BEGIN MATERIAL PROVIDED

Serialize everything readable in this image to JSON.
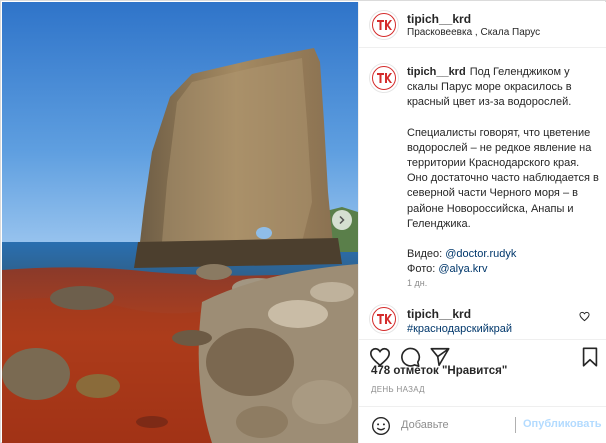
{
  "post": {
    "username": "tipich__krd",
    "location": "Прасковеевка , Скала Парус",
    "caption": {
      "username": "tipich__krd",
      "text1": "Под Геленджиком у скалы Парус море окрасилось в красный цвет из-за водорослей.",
      "text2": "Специалисты говорят, что цветение водорослей – не редкое явление на территории Краснодарского края. Оно достаточно часто наблюдается в северной части Черного моря – в районе Новороссийска, Анапы и Геленджика.",
      "video_label": "Видео: ",
      "video_handle": "@doctor.rudyk",
      "photo_label": "Фото: ",
      "photo_handle": "@alya.krv"
    },
    "time_ago": "1 дн.",
    "comment": {
      "username": "tipich__krd",
      "text": "#краснодарскийкрай"
    },
    "likes": "478 отметок \"Нравится\"",
    "date": "ДЕНЬ НАЗАД",
    "comment_placeholder": "Добавьте",
    "publish_label": "Опубликовать"
  },
  "icons": {
    "avatar": "tk-logo-icon",
    "next": "chevron-right-icon",
    "like": "heart-icon",
    "comment": "comment-icon",
    "share": "paper-plane-icon",
    "save": "bookmark-icon",
    "emoji": "smiley-icon"
  },
  "colors": {
    "brand_red": "#d42b2b",
    "link": "#00376b",
    "publish_disabled": "#b3dbff",
    "muted": "#8e8e8e"
  }
}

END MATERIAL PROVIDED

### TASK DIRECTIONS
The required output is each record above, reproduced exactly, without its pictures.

### RESPONSE TO THE TASK
Serialize everything readable in this image to JSON.
{
  "post": {
    "username": "tipich__krd",
    "location": "Прасковеевка , Скала Парус",
    "caption": {
      "username": "tipich__krd",
      "text1": "Под Геленджиком у скалы Парус море окрасилось в красный цвет из-за водорослей.",
      "text2": "Специалисты говорят, что цветение водорослей – не редкое явление на территории Краснодарского края. Оно достаточно часто наблюдается в северной части Черного моря – в районе Новороссийска, Анапы и Геленджика.",
      "video_label": "Видео: ",
      "video_handle": "@doctor.rudyk",
      "photo_label": "Фото: ",
      "photo_handle": "@alya.krv"
    },
    "time_ago": "1 дн.",
    "comment": {
      "username": "tipich__krd",
      "text": "#краснодарскийкрай"
    },
    "likes": "478 отметок \"Нравится\"",
    "date": "ДЕНЬ НАЗАД",
    "comment_placeholder": "Добавьте",
    "publish_label": "Опубликовать"
  },
  "icons": {
    "avatar": "tk-logo-icon",
    "next": "chevron-right-icon",
    "like": "heart-icon",
    "comment": "comment-icon",
    "share": "paper-plane-icon",
    "save": "bookmark-icon",
    "emoji": "smiley-icon"
  },
  "colors": {
    "brand_red": "#d42b2b",
    "link": "#00376b",
    "publish_disabled": "#b3dbff",
    "muted": "#8e8e8e"
  }
}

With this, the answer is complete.